Kabalevsky's Musical Style and Influences

Kabalevsky's musical style was deeply influenced by the Russian classical tradition, particularly the works of Tchaikovsky and Rachmaninoff. His compositions are characterized by their lyrical melodies, lush harmonies, and dramatic contrasts. However, Kabalevsky was also influenced by contemporary musical trends, such as neoclassicism and folk music.

One of Kabalevsky's most notable works is his Piano Concerto No. 3, composed in 1952. The concerto is a masterful example of Kabalevsky's unique style, combining virtuosic piano passages with sweeping orchestral themes. Another notable work is his suit from the ballet "The Comedians," which features playful and witty music that has become one of Kabalevsky's most recognizable pieces.

Kabalevsky's music has been praised for its accessibility and emotional depth. His works often explore themes of heroism, love, and patriotism, and his ability to connect with audiences has made him one of the most beloved composers of the 20th century.

Kabalevsky's notable works

In addition to his Piano Concerto No. 3 and suite from "The Comedians," Kabalevsky composed various works across different genres.
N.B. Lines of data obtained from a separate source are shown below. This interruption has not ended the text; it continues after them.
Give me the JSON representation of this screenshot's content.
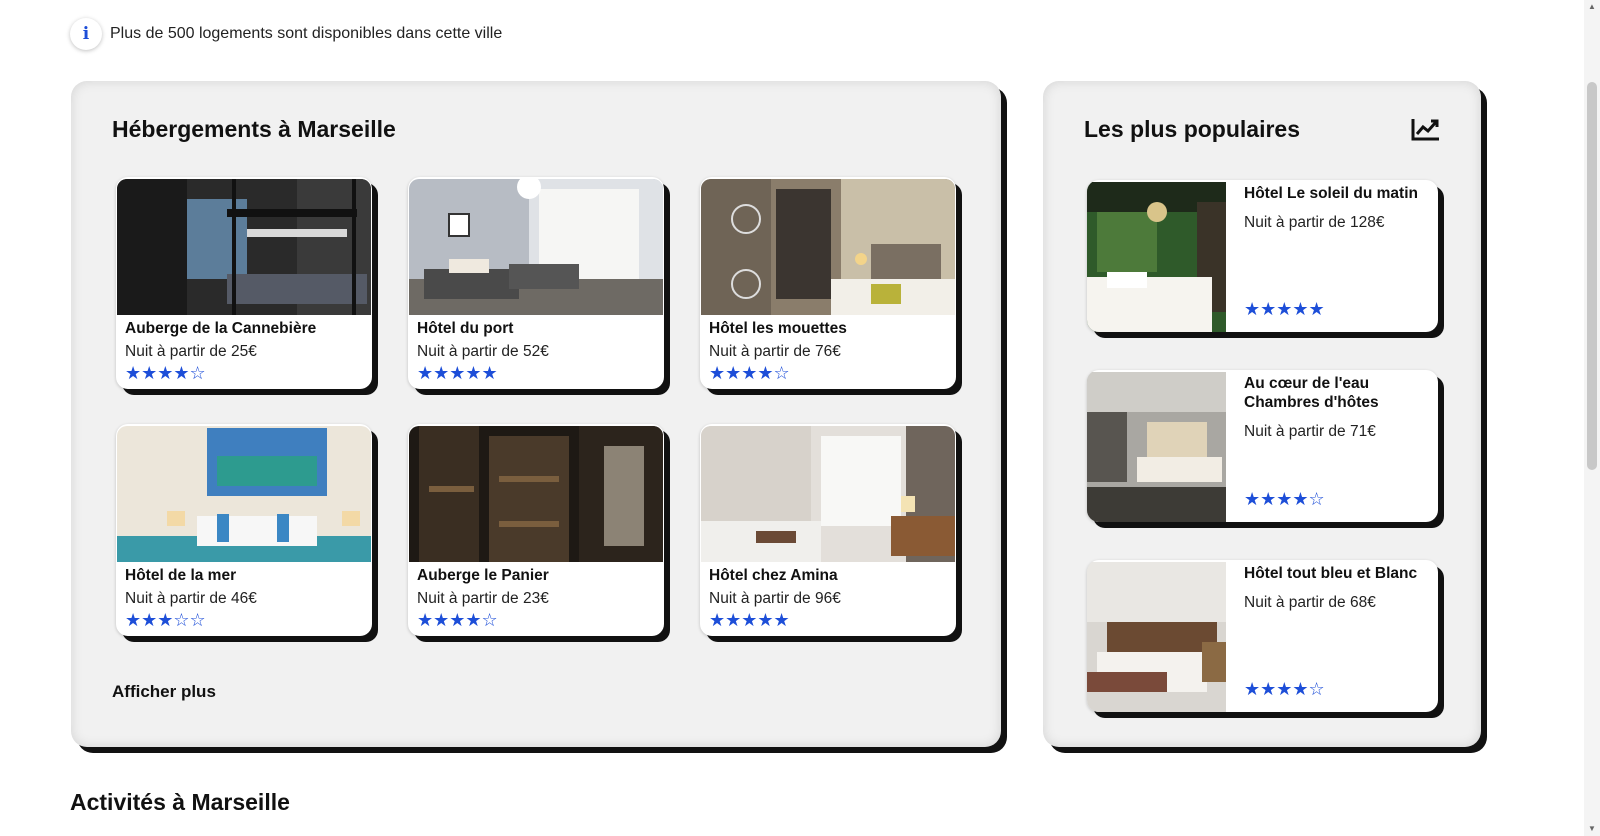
{
  "info": {
    "text": "Plus de 500 logements sont disponibles dans cette ville"
  },
  "main": {
    "title": "Hébergements à Marseille",
    "show_more": "Afficher plus",
    "cards": [
      {
        "name": "Auberge de la Cannebière",
        "price": "Nuit à partir de 25€",
        "rating": 4,
        "stars": "★★★★☆"
      },
      {
        "name": "Hôtel du port",
        "price": "Nuit à partir de 52€",
        "rating": 5,
        "stars": "★★★★★"
      },
      {
        "name": "Hôtel les mouettes",
        "price": "Nuit à partir de 76€",
        "rating": 4,
        "stars": "★★★★☆"
      },
      {
        "name": "Hôtel de la mer",
        "price": "Nuit à partir de 46€",
        "rating": 3,
        "stars": "★★★☆☆"
      },
      {
        "name": "Auberge le Panier",
        "price": "Nuit à partir de 23€",
        "rating": 4,
        "stars": "★★★★☆"
      },
      {
        "name": "Hôtel chez Amina",
        "price": "Nuit à partir de 96€",
        "rating": 5,
        "stars": "★★★★★"
      }
    ]
  },
  "popular": {
    "title": "Les plus populaires",
    "icon": "trend-chart-icon",
    "items": [
      {
        "name": "Hôtel Le soleil du matin",
        "price": "Nuit à partir de 128€",
        "rating": 5,
        "stars": "★★★★★"
      },
      {
        "name": "Au cœur de l'eau Chambres d'hôtes",
        "price": "Nuit à partir de 71€",
        "rating": 4,
        "stars": "★★★★☆"
      },
      {
        "name": "Hôtel tout bleu et Blanc",
        "price": "Nuit à partir de 68€",
        "rating": 4,
        "stars": "★★★★☆"
      }
    ]
  },
  "activities": {
    "title": "Activités à Marseille"
  },
  "colors": {
    "accent": "#1d4ed8",
    "panel": "#f1f1f1",
    "shadow": "#111111"
  }
}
Some of his most notable works include:

  • The ballet "Colas Breugnon" tells the story of a French peasant who becomes a hero through wit and courage.
  • The opera "Taras Bulba" is based on the novel by Nikolai Gogol and tells the story of a Cossack warrior who fights for the independence of his homeland.
  • The "Youth" Symphony was composed for young musicians and features simple yet powerful melodies accessible to beginners.

Some of the world's finest orchestras and soloists have performed Kabalevsky's music, and his legacy continues to inspire new generations of musicians.
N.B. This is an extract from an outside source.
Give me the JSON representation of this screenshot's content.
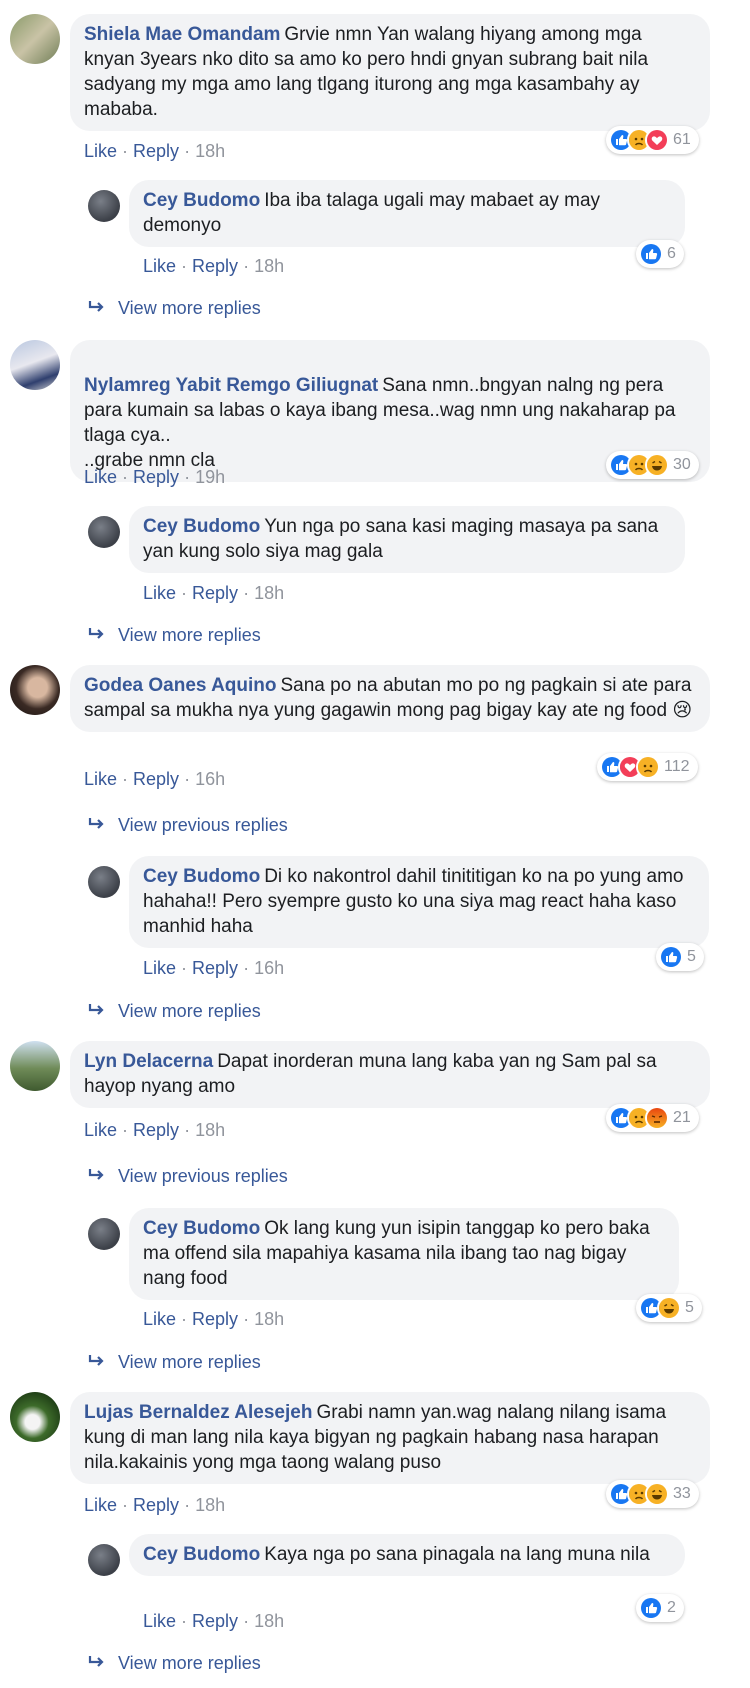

Kabalevsky's contributions to music education

In addition to his prolific career as a composer, Kabalevsky was also a dedicated music educator. He believed that music was essential to every child's education and worked tirelessly to promote music education in the Soviet Union.

Kabalevsky's most notable contribution to music education was creating a series of piano pieces called "24 Pieces for Children, Op. 39." The pieces are designed to introduce young students to the fundamentals of music theory and technique while also providing them with engaging and enjoyable music to play. The pieces have become a staple of piano education worldwide and have been translated into multiple languages.

Kabalevsky also served as a professor at the Moscow Conservatory, where he taught composition and music theory. He believed that music education should be accessible to all, regardless of their background or social status.

Kabalevsky's legacy in modern music

Dmitry Kabalevsky's music continues to be performed and enjoyed by audiences worldwide. His unique style and emotional depth have made him one of the most beloved composers of the 20th century.

Kabalevsky's legacy has also had a profound impact on modern music education. His "24 Pieces for Children, Op. 39" has become a standard part of piano education, and his commitment to making music education accessible to all has inspired countless music educators worldwide.

While Kabalevsky's music is rooted in the Russian classical tradition, his influence can be felt across a wide range of musical genres. Moreover, his ability to connect with audiences through his music has made him one of the most enduring and beloved composers ever.


Dmitry Kabalevsky's life and works are a testament to the power of music to inspire and connect people across cultures and generations. His unique style and emotional depth have made him one of the most beloved composers of the 20th century, and his contributions to music education have had a lasting impact on the field.

Cello Compositions of Dmitry Kabalevsky | Animato Strings


Sticky Add To Cart